Q Division was a champ in the days when I was more directly involved in Boston local — warm, homey sound. Produced a surprising number of the keepers from that time.
[Just a reminder, this is the general title for posts where I want to do a quick plug of an oldie (or several) that’s too little-known, according to me.]
Bela Bartok, The 6 String Quartets (Lindsay String Quartet) (ASV, 1981)
This requires a shout-out to my long-gone half sister, Betty Jane, who, when she heard I was becoming captivated by music, said something like: “Pay attention to Bartok — my favorite — he’s not like anybody else.” And that his intelligence radiated from everything he wrote.
I’m not music-tech illiterate, but as close as I can be to get by (stopped taking lessons in grade school when an ignoramus told me I couldn’t play if I couldn’t read scores) so all I can say is that every moment of these three discs runs a marvelous abstract movie in my mind that’s different each time through. (Yeah, it’s not in chronological order and I wouldn’t have any other sequence than this one.) I had not played it for a long, long time because (I was reminded a couple months ago) this weird glitch had developed about two minutes into the Second Movement of Quartet No. 1, one of my most beloved passages in the whole thing. I cleaned the disc but it still wouldn’t play right. I understood I better hurry up and replace the OOP set if I didn’t want to shell out a fortune. So I did and every morning this week has featured supernatural sunshine as a result.
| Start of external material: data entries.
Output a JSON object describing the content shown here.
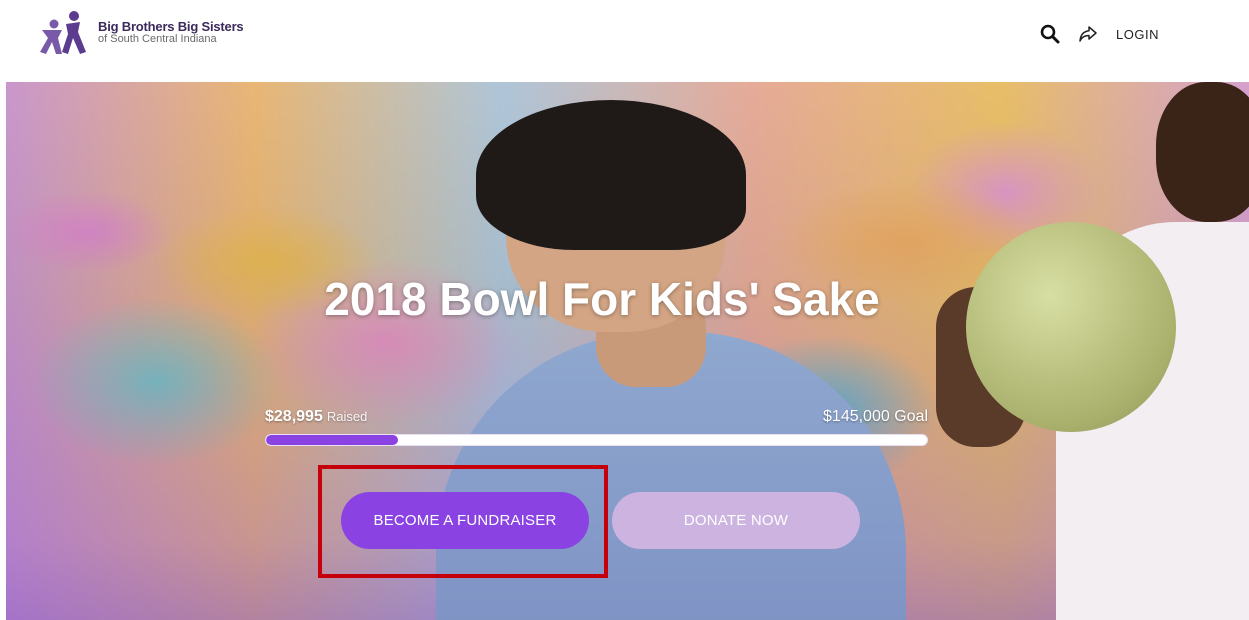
{
  "header": {
    "org_name": "Big Brothers Big Sisters",
    "org_sub": "of South Central Indiana",
    "login_label": "LOGIN",
    "icons": [
      "search-icon",
      "share-icon"
    ]
  },
  "hero": {
    "title": "2018 Bowl For Kids' Sake",
    "raised_amount": "$28,995",
    "raised_label": "Raised",
    "goal_text": "$145,000 Goal",
    "progress_fraction": 0.2,
    "fundraise_label": "BECOME A FUNDRAISER",
    "donate_label": "DONATE NOW"
  },
  "colors": {
    "accent": "#8a43e2",
    "donate": "#cdb4e0",
    "highlight": "#c6000b"
  }
}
The end of hectic travel means organizing and sorting CDs and vinyl that have been laying around for months.
Before we get to tech and types, two albums that sounded tremendous on the road:
David Bowie, Welcome to the Blackout (Live London ’78) (Parlophone) Bowie was not a driven professional in all senses. I was furious at him for years because I felt he’d become lazy making albums and he mailed in the final time I saw him perform. But, as you know, if he knew something serious was on the line, he could unleash the torrents on stage. These two particular performances (June 30 and July 1) were intended to become a film and fortunately were mixed and produced. Then Bowie decided he couldn’t stand the visuals and the whole project got shelved. The band sound a tiny bit distant at times but that’s the only reason I wouldn’t say get this before Stage even. Although the material and song sequence are very similar, the impassioned, even slightly crazed vocals here create a stand-alone work.
Gorillaz, The Now Now (WB/Parlophone). Only heard this twice, but let me just cite one marvelous long shot: “Humility” (feat. George Benson) really clicks.
I feel a key richness of design and depth of thought and feelings are lost if the unit of music slides from albums into single songs and playlists. And I’m not some sort of Mr. Natural Sound — I believe the right sort of extensive production can work wonders. But certain things have holes in their soul: almost all piano-roll recordings; new vocals tacked onto the music of dead people; and the latest, hi-tech Frankenstein’s monsters where music from all sorts of eras can be bolted together. Yargh.
This fine obit must be supplemented by me noting the Ventures, and Edwards in particular, changed my life in 1964 when my family got its first couch-sized stereo. Happened the installer had brought along The Ventures Play Telstar and The Lonely Bull (1963) to demonstrate the sound of the system. I had never heard speakers so large and never realized how much the detail of sounds could go into the impact of music. You had to have a certain kind of fluid technique and imagination to make pop instrumentals work. Wow. There was a lot more to music than I had realized.
About an item from last week’s, actually.
Now that I’ve listened to the American Epic box, I have to underscore that you need to get it for the sound alone. This is the way I’ve always wanted these vintage sides to be. I’ve never heard the voice-to-voice and voice-to-instruments relationships so natural and consistent. They’ve been cleaned up and clear before, sure, but voices and instruments in particular seemed out whack even so. Not here.
I’m not enough of a tech head to have anything to say about the methods used on the recordings, and it may be too late in the game for the recording industry in general, but at least these sides are here.
Wearing my “rock.com” t-shirt today and feel happy and confident. For eons it stayed stashed away in a box because it represented an exciting professional future that never came to pass. I was haunted by the feeling that we made mistakes, if we’d only caught a couple lucky breaks, the operation could have been a thumping success. After all, we were unbound by print from the start. But the Leviathan future for the internet now looks inevitable and Google and Amazon stand revealed as mean as any giants.
Now I simply remember the fun. Best salary I ever made. Tickled to be headed into work every day. Talk directly to the wondrous music fans.
No matter how clever or slyly eclectic an international music fusion is, if the recording centers on a voice, the same old, same old question is all that matters: “does the singing transcend language?”
No-budget recording will hamper an album no matter how much it combines obscure release and admirable taste (and even execution).